The latest pension blather in Springfield comes from the Republicans and their best friend across the aisle, Democratic Representative Elaine Nekritz.
Two versions of a pension buyout bill have been filed in the House.
Represenative Mark Batinick, Republican from Plainfield is the sponsor of one of the pension bills. That would be House Bill 4427.
Republican Representative Mike Fortner from West Chicago has filed House Bill 5625.
Both versions would allow state employees at retirement to take their pension benefit as a lump sum rather than as life-long pension as a defined benefit
Elaine Nekritz chairs the House Personnel and Pensions Committee. The Committee is scheduled to hold hearings on both bills today.
I wouldn’t pay much attention to this if it were just a Republican bill. But Nekritz is a powerful Democrat. She led the fight to pass the unconstitutional Senate Bill 1.
“We want to explore all those options,” said Nekritz.
At this point, no actuarial studies have been done to determine how the numbers would work out. The Commission on Government Forecasting and Accountability is working on some projections, but they are not completed yet.
Nekritz says, “It’s not going to have any significant impact on the unfunded liability or the contribution the state has to make to the pensions.”
Well, then, what is this about?
I figure this is a way to cheat future retirees out of their money. Or why put it out there?
Fortner’s version of the legislation does not use money from the pension systems to make the lump sum payments. Instead, qualified vendors would make the payments to retirees and then receive the full pension benefits from the state pension funds that would have gone to the retirees. The vendors would decide how much of a retiree’s total lump sum to keep as an expense. The amount would have to be disclosed upfront to the retiree.

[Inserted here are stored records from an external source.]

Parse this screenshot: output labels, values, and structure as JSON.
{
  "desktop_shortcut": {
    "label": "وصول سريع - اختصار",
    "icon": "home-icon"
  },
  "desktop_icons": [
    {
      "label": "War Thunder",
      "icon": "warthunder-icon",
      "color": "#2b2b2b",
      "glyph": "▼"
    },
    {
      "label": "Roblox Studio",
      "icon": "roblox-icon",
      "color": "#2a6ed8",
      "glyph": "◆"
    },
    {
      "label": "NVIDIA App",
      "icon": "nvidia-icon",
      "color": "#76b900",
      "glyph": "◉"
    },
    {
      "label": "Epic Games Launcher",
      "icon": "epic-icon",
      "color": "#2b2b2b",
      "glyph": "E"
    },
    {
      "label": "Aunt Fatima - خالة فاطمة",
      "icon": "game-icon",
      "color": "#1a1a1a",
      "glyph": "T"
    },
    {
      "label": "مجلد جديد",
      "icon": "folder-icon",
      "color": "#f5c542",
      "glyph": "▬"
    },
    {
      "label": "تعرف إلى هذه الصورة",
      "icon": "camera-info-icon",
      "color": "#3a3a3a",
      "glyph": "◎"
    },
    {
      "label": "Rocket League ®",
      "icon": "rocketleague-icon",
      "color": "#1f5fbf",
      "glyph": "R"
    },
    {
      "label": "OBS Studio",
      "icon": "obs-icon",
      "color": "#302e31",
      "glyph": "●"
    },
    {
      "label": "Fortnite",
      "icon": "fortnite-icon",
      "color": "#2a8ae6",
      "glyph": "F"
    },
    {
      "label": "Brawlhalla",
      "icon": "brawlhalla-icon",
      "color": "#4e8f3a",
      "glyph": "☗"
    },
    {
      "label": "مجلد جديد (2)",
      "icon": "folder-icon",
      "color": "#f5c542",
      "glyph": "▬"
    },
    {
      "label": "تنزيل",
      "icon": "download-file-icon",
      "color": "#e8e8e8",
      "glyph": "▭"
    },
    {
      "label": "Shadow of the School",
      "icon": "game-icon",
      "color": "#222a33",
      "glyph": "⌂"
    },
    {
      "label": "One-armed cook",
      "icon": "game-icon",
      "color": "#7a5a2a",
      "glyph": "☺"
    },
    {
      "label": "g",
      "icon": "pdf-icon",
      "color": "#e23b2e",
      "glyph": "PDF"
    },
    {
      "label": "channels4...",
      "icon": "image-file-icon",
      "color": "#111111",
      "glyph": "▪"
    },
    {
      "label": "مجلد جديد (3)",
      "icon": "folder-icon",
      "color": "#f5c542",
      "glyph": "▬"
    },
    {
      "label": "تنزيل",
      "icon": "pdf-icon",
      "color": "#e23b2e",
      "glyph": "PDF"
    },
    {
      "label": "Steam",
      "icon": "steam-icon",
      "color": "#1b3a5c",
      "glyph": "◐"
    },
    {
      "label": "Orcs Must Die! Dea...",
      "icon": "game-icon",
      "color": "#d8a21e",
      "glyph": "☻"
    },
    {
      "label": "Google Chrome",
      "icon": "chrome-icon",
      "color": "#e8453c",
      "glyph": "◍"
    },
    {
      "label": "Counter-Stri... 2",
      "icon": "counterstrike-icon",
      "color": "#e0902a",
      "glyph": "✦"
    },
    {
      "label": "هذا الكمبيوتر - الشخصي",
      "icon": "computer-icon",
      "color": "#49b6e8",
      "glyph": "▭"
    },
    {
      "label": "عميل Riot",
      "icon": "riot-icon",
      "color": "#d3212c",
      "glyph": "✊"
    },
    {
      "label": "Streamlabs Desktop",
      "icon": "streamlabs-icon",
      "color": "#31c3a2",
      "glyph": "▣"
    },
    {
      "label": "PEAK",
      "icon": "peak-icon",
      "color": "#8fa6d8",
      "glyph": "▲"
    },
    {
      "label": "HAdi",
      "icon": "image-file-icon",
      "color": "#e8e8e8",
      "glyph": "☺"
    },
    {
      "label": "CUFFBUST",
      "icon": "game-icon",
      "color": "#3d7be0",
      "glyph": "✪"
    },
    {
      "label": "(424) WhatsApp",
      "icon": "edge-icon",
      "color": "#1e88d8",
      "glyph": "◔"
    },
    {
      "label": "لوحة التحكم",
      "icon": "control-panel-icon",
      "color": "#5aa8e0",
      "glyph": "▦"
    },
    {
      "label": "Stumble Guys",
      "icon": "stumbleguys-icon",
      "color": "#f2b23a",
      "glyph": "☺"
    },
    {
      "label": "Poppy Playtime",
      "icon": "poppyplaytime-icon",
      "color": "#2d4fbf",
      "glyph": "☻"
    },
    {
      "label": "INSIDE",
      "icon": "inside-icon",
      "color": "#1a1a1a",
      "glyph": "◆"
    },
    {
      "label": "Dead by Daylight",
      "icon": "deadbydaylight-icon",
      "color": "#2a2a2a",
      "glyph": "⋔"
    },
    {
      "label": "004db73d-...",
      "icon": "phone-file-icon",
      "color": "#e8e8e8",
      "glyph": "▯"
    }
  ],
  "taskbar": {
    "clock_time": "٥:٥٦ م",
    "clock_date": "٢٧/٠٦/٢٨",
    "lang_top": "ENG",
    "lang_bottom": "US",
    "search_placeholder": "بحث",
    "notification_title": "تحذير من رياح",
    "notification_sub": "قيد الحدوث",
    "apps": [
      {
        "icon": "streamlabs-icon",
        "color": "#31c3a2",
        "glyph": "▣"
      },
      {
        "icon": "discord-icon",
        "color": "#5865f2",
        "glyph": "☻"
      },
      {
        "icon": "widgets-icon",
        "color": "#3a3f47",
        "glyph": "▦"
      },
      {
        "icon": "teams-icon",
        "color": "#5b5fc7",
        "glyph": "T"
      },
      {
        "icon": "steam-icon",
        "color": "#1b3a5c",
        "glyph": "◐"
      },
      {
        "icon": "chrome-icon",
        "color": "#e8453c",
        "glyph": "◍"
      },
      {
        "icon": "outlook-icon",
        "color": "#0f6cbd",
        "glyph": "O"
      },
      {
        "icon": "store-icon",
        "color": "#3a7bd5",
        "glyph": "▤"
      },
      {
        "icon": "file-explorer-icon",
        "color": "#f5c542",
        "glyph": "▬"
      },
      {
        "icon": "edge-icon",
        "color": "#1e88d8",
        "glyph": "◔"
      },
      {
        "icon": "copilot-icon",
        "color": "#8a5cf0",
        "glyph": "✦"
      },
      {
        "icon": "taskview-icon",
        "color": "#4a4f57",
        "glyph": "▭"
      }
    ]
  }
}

The lump sum wouldn’t come directly from the public employee pension fund, but would be handed over to a middle man – the vendor – for a fee. How would they determine what the lump sum would be? What if the actuarial figure was a million bucks over twenty years. You can bet they would try and offer the retiree $800,000. That might sound pretty good to the retiree at the time. Yet compared to what the retiree would earn from their defined benefit plan, it is the the equivalent of thievery.

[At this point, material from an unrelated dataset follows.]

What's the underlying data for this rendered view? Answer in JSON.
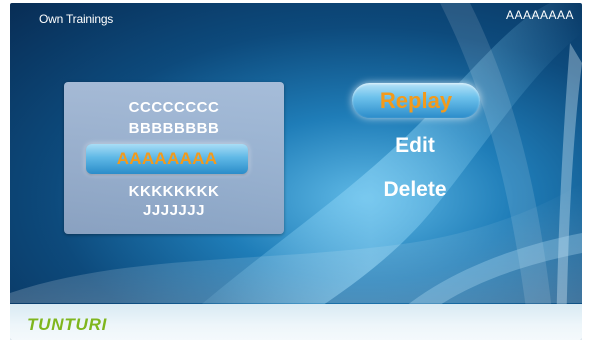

The vendors would decide how much to keep as a fee.
This is nothing more than another privatizing scheme with profits going to the so-called vendor. It’s no different than those places that charge usury rates to poor folks who borrow an advance on their income tax return.

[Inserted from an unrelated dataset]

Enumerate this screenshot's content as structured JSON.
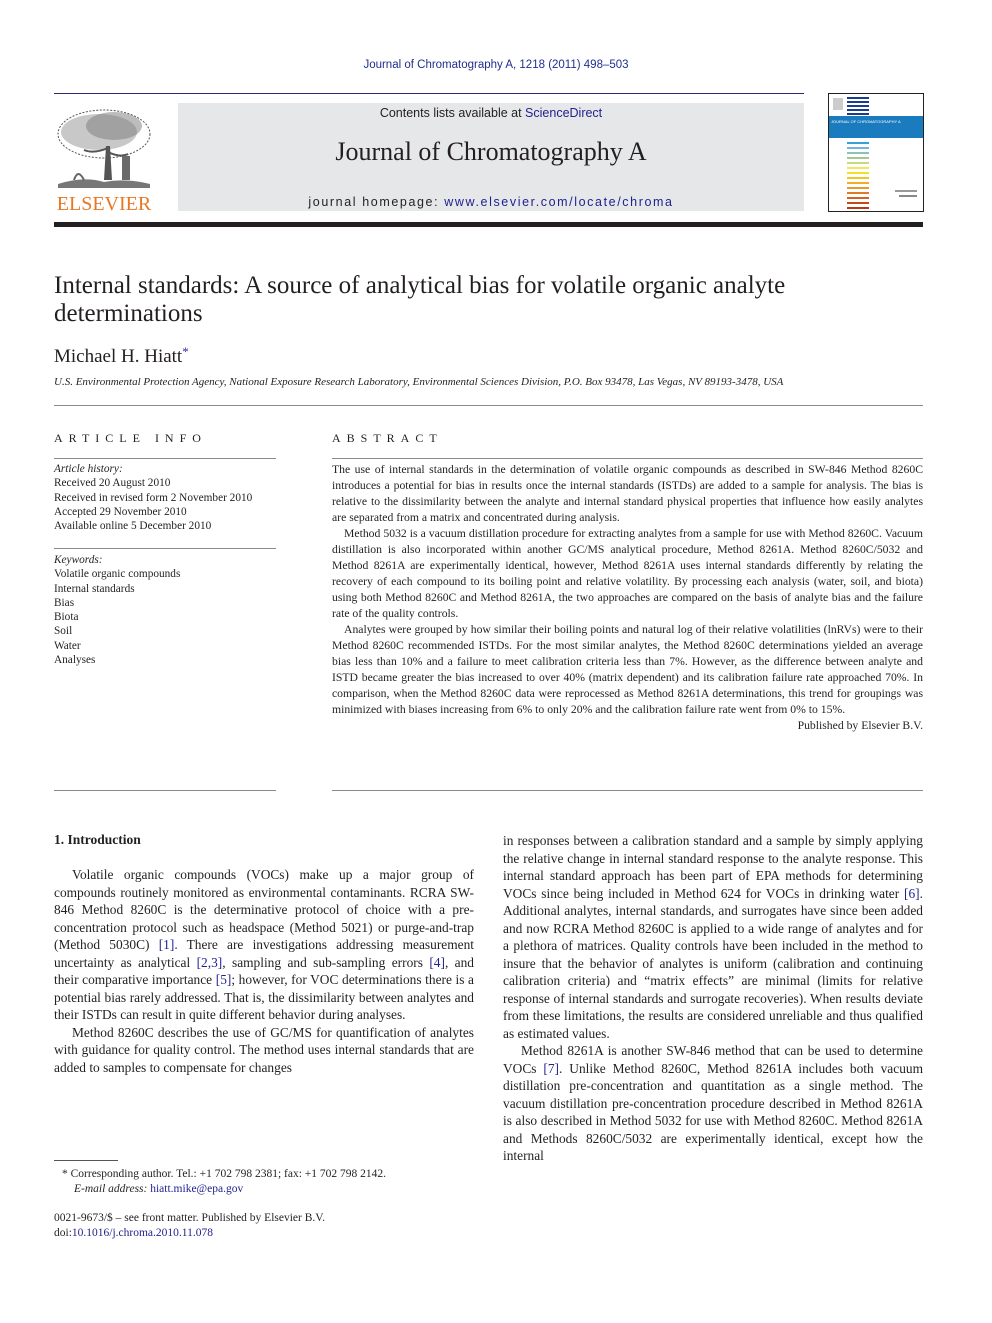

Nekritz said she anticipates several hearings will have to be held on the plans to bring in additional experts who can advise lawmakers about who is likely to participate in such a plan, how many people would participate and how it has worked in the private sector, where similar proposals have been used. “We’ve got a lot of homework to do here,” she said.
I’ll say she does.
And don’t just put down the answers, Elaine.
Show your work.
For a good explanation of the benefits of defined contribution plans see Glen Brown’s blog post he put up today.